Bay of Plenty Rugby Union chief executive Mike Rogers wants to establish the Bay of Plenty as the international home of sevens rugby development to bring significant economic benefits to the region.
The rugby union launched a strategy to establish the region as the leading training, performance and education provider for sevens rugby together with Bay of Connections.
The plan has been incorporated as part of the Bay of Connections regional economic development strategy.
With the inclusion of sevens in the Rio 2016 Olympics, the game had experienced significant growth over the past five years, Mr Rogers said.
"As a result, we have seen significant growth in the game, from new players, supporters and sponsors alike.

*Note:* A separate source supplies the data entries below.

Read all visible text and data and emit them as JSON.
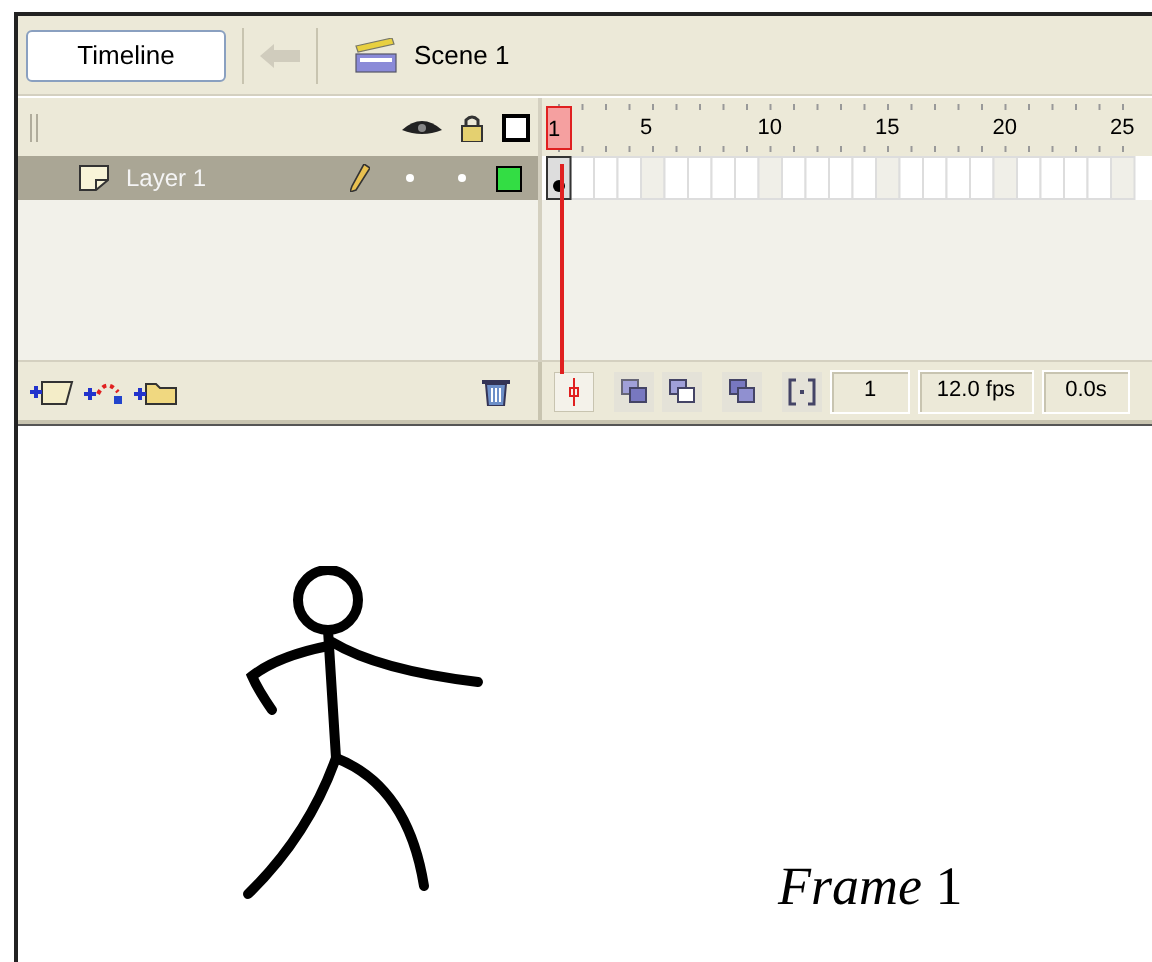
{
  "toolbar": {
    "timeline_button": "Timeline",
    "scene": "Scene 1"
  },
  "ruler": [
    {
      "label": "1",
      "selected": true
    },
    {
      "label": "5",
      "selected": false
    },
    {
      "label": "10",
      "selected": false
    },
    {
      "label": "15",
      "selected": false
    },
    {
      "label": "20",
      "selected": false
    },
    {
      "label": "25",
      "selected": false
    }
  ],
  "layers": [
    {
      "name": "Layer 1",
      "selected": true,
      "color": "#33dd44"
    }
  ],
  "status": {
    "frame": "1",
    "rate": "12.0 fps",
    "time": "0.0s"
  },
  "stage": {
    "caption": "*Frame* 1"
  }
}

New Zealand is considered internationally to have set the performance benchmark, and there is a high level of interest in our expertise and programmes."
The Bay could already claim to be the home of sevens in New Zealand because both of the national team coaches lived in the Western Bay and their teams regularly train in the region in the build up to major tournaments.

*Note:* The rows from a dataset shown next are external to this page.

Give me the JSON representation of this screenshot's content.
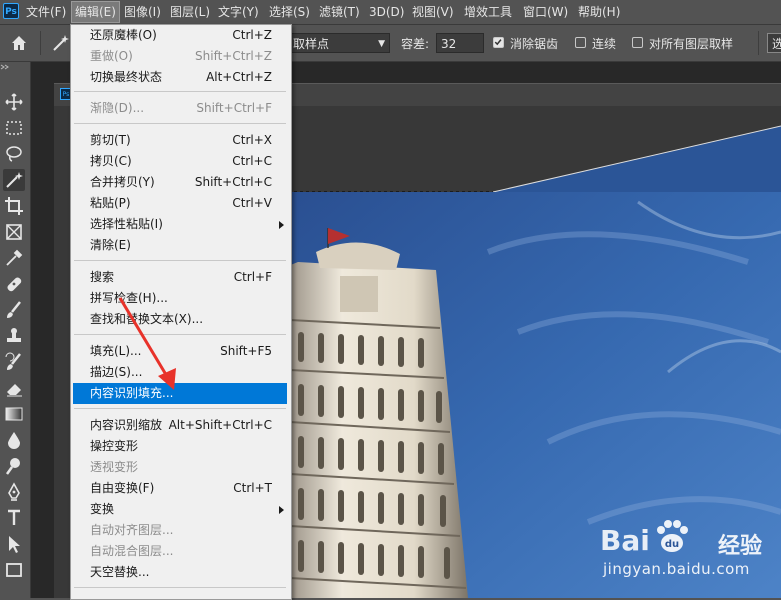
{
  "app": {
    "logo": "Ps"
  },
  "menubar": {
    "items": [
      "文件(F)",
      "编辑(E)",
      "图像(I)",
      "图层(L)",
      "文字(Y)",
      "选择(S)",
      "滤镜(T)",
      "3D(D)",
      "视图(V)",
      "增效工具",
      "窗口(W)",
      "帮助(H)"
    ],
    "active": "编辑(E)"
  },
  "options": {
    "sample_size": "取样点",
    "tolerance_label": "容差:",
    "tolerance_value": "32",
    "antialias_label": "消除锯齿",
    "antialias_checked": true,
    "contiguous_label": "连续",
    "contiguous_checked": false,
    "all_layers_label": "对所有图层取样",
    "all_layers_checked": false,
    "truncated_button": "选"
  },
  "edit_menu": {
    "items": [
      {
        "label": "还原魔棒(O)",
        "shortcut": "Ctrl+Z",
        "state": "normal"
      },
      {
        "label": "重做(O)",
        "shortcut": "Shift+Ctrl+Z",
        "state": "disabled"
      },
      {
        "label": "切换最终状态",
        "shortcut": "Alt+Ctrl+Z",
        "state": "normal"
      },
      {
        "label": "渐隐(D)...",
        "shortcut": "Shift+Ctrl+F",
        "state": "disabled"
      },
      {
        "label": "剪切(T)",
        "shortcut": "Ctrl+X",
        "state": "normal"
      },
      {
        "label": "拷贝(C)",
        "shortcut": "Ctrl+C",
        "state": "normal"
      },
      {
        "label": "合并拷贝(Y)",
        "shortcut": "Shift+Ctrl+C",
        "state": "normal"
      },
      {
        "label": "粘贴(P)",
        "shortcut": "Ctrl+V",
        "state": "normal"
      },
      {
        "label": "选择性粘贴(I)",
        "shortcut": "",
        "state": "submenu"
      },
      {
        "label": "清除(E)",
        "shortcut": "",
        "state": "normal"
      },
      {
        "label": "搜索",
        "shortcut": "Ctrl+F",
        "state": "normal"
      },
      {
        "label": "拼写检查(H)...",
        "shortcut": "",
        "state": "normal"
      },
      {
        "label": "查找和替换文本(X)...",
        "shortcut": "",
        "state": "normal"
      },
      {
        "label": "填充(L)...",
        "shortcut": "Shift+F5",
        "state": "normal"
      },
      {
        "label": "描边(S)...",
        "shortcut": "",
        "state": "normal"
      },
      {
        "label": "内容识别填充...",
        "shortcut": "",
        "state": "highlighted"
      },
      {
        "label": "内容识别缩放",
        "shortcut": "Alt+Shift+Ctrl+C",
        "state": "normal"
      },
      {
        "label": "操控变形",
        "shortcut": "",
        "state": "normal"
      },
      {
        "label": "透视变形",
        "shortcut": "",
        "state": "disabled"
      },
      {
        "label": "自由变换(F)",
        "shortcut": "Ctrl+T",
        "state": "normal"
      },
      {
        "label": "变换",
        "shortcut": "",
        "state": "submenu"
      },
      {
        "label": "自动对齐图层...",
        "shortcut": "",
        "state": "disabled"
      },
      {
        "label": "自动混合图层...",
        "shortcut": "",
        "state": "disabled"
      },
      {
        "label": "天空替换...",
        "shortcut": "",
        "state": "normal"
      }
    ]
  },
  "watermark": {
    "brand": "Bai",
    "brand_cn": "经验",
    "url": "jingyan.baidu.com"
  },
  "colors": {
    "highlight": "#0078d7",
    "arrow": "#e8322a",
    "sky": "#2f5fa3"
  }
}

Also the union has secured the right to host the national sevens tournament in Rotorua for the next two years.
The Bay of Plenty Rugby Union intends to market the region as the international home of sevens rugby development by partnering with tertiary education providers, tourism operators, councils and local businesses.
The strategy would make use of the region's existing infrastructure to offer hosting and training programmes for international teams and individuals complete with education and tourism tie-ins.
The union would look at growing existing tournaments and developing new events, Mr Rogers said. "We can provide the whole package - a one-stop shop for all sevens-related activity. We have the human resources and local expertise, we have the existing infrastructure that would be required and a history of hosting visitors and successful events."
The International Rugby Board plans to invest $270 million in sevens development programmes over the next four years and the global game is expected to generate more than $90 million a year within 10 years.
Mr Rogers said the union did not yet have an estimate of the future value of sevens to the Bay of Plenty, but he believed the sport offered "extensive economic development opportunities".
Bay of Connections Management Group chair Fiona McTavish said the sevens strategy was an exciting addition to the Bay's economic portfolio.
"Many people might just think of sevens rugby as an entertaining sporting occasion, and it certainly is that, but it has the potential to offer much more than this for our economy," she said.
"Sevens rugby presents a wide range of opportunities, particularly in the areas of tourism and education, with a wider economic benefit as a result of that."
7 key focus areas of sevens strategyTournaments and events
International standard facilities
High performance facilities and programmes
Sevens educational hub
Recreational and team-building hosting programmes
International programme development